StageText gives the possibility to use native text input controller which has more powerful features like auto-complete. But sometime it is just too difficult to use. Some guys from Adobe gives a NativeText class which wraps the StageText and add some fancy features. Here is the description:
- It makes StageText feels like it’s part of the display list. You can create an instance of NativeText, give it x and ycoordinates, and add it to the display list just like you would any other display object. All the management of the
viewPortis completely encapsulated.
- It’s easy to add borders. NativeText does the work of drawing borders such that the StageText instance is vertically centered and horizontally bound. You can even change the border’s thickness, color, and corner radius.
- It’s easy to add content on top because it manages the bitmap swapping for you.
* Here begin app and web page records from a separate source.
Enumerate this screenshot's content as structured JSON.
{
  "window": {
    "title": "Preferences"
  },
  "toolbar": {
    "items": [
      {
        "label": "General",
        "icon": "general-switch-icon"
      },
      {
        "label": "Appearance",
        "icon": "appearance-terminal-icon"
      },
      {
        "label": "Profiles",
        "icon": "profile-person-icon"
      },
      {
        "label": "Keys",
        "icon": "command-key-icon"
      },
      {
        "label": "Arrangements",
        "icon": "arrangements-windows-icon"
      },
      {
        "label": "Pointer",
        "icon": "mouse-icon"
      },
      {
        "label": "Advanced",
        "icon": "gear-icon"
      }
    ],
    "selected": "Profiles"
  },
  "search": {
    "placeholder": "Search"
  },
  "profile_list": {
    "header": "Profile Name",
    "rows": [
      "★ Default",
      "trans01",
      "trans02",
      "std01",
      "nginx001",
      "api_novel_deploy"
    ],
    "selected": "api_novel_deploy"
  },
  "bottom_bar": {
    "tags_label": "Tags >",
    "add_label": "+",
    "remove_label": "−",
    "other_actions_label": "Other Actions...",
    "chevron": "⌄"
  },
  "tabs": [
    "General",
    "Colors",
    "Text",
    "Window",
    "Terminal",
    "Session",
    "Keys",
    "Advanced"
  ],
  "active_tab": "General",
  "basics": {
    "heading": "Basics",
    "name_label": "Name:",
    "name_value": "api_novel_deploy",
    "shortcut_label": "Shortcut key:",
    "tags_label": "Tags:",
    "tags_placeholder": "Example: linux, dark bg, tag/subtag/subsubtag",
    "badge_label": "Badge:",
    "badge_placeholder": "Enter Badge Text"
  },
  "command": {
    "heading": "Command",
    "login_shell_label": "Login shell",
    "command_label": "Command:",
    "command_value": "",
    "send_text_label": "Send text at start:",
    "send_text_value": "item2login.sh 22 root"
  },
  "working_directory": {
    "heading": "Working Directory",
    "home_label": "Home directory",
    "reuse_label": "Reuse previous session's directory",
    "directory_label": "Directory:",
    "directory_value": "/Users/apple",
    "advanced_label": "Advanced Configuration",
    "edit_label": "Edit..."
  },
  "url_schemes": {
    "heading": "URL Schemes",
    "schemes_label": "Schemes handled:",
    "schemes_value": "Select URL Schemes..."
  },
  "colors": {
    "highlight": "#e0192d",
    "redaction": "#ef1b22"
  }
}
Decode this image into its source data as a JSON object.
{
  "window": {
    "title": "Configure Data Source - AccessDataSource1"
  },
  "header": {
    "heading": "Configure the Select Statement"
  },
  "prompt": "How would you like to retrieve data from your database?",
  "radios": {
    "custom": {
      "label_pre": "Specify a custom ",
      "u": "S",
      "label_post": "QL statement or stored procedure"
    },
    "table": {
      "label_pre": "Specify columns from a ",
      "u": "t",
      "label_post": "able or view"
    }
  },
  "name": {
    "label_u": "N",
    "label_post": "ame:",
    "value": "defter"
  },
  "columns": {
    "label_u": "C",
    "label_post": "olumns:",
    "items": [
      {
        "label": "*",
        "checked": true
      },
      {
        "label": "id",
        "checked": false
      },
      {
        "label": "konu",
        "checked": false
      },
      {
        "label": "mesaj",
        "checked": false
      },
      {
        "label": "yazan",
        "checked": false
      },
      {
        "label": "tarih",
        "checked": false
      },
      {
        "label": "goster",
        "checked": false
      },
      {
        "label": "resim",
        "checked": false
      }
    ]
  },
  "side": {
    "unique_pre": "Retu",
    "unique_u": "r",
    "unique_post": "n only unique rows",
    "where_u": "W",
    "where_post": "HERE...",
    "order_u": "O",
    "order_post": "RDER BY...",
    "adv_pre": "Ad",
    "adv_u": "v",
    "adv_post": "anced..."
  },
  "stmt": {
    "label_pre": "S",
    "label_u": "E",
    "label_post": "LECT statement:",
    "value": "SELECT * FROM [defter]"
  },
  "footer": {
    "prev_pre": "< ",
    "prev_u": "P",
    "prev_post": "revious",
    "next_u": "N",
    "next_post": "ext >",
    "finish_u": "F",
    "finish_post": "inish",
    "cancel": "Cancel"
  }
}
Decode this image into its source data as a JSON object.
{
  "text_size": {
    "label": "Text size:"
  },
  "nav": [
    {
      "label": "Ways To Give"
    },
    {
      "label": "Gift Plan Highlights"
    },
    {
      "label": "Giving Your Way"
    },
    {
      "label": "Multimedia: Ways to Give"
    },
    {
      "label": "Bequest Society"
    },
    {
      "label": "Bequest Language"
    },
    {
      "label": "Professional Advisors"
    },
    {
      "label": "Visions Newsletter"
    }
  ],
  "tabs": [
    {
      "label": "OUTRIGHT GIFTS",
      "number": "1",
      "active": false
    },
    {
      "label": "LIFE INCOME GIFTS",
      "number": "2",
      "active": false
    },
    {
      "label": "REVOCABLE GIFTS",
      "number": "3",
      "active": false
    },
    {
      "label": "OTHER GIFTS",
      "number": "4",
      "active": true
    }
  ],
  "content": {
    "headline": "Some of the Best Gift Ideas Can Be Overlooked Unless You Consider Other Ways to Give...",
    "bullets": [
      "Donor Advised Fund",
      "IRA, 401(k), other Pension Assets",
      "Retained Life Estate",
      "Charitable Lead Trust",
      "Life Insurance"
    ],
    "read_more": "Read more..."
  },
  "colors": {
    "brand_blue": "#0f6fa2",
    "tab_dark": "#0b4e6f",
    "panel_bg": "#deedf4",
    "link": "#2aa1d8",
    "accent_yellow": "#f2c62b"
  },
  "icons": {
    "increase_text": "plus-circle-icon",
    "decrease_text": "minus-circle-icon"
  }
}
NativeText has a function called
freezewhich does all the work of drawing the StageText to a bitmap (including the border), hiding the StageText instance, and positioning the bitmap exactly where the StageText was. Therefore, if you want to place content on top of a NativeText instance (for instance, an alert box), just call the
freezefunction first, and everything will work perfectly. When you’re done, call
unfreeze, and the bitmap is replaced with the StageText instance and disposed of.
- Support for multi-line text inputs. NativeText supports text fields of one or more lines. Just pass the number of lines of text you want into the constructor (this is the one property that cannot be changed dynamically), and both the border and
viewPortwill be properly managed for you.
- Cross platform. The trickiest part of writing NativeText was making sure it rendered properly on all our reference platforms (Mac, Windows, iOS, and Android) which use different fonts, have different sized cursors, etc. NativeText lets you use any font, font size, and border thickness you want, and your text input should render properly and consistently on all supported platforms.